- RECORDS FOR THIS EXERCISE -
•••
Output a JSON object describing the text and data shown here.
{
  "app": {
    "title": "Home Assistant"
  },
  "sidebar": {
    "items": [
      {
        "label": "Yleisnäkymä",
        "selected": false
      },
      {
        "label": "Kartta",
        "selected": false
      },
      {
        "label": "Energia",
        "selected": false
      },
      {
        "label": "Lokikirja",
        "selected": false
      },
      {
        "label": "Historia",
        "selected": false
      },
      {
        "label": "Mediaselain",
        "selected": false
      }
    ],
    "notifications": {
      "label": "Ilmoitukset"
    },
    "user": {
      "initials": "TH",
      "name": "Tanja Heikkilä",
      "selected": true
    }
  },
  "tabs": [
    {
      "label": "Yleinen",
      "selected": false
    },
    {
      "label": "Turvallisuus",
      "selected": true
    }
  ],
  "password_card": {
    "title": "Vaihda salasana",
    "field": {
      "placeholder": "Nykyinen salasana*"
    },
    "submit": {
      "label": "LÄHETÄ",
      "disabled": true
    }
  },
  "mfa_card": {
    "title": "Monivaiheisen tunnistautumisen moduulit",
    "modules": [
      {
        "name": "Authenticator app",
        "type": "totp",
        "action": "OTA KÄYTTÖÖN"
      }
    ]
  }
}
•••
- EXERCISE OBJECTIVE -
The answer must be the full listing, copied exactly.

- ANSWER -
Output a JSON object describing the text and data shown here.
{
  "app": {
    "title": "Home Assistant"
  },
  "sidebar": {
    "items": [
      {
        "label": "Yleisnäkymä",
        "selected": false
      },
      {
        "label": "Kartta",
        "selected": false
      },
      {
        "label": "Energia",
        "selected": false
      },
      {
        "label": "Lokikirja",
        "selected": false
      },
      {
        "label": "Historia",
        "selected": false
      },
      {
        "label": "Mediaselain",
        "selected": false
      }
    ],
    "notifications": {
      "label": "Ilmoitukset"
    },
    "user": {
      "initials": "TH",
      "name": "Tanja Heikkilä",
      "selected": true
    }
  },
  "tabs": [
    {
      "label": "Yleinen",
      "selected": false
    },
    {
      "label": "Turvallisuus",
      "selected": true
    }
  ],
  "password_card": {
    "title": "Vaihda salasana",
    "field": {
      "placeholder": "Nykyinen salasana*"
    },
    "submit": {
      "label": "LÄHETÄ",
      "disabled": true
    }
  },
  "mfa_card": {
    "title": "Monivaiheisen tunnistautumisen moduulit",
    "modules": [
      {
        "name": "Authenticator app",
        "type": "totp",
        "action": "OTA KÄYTTÖÖN"
      }
    ]
  }
}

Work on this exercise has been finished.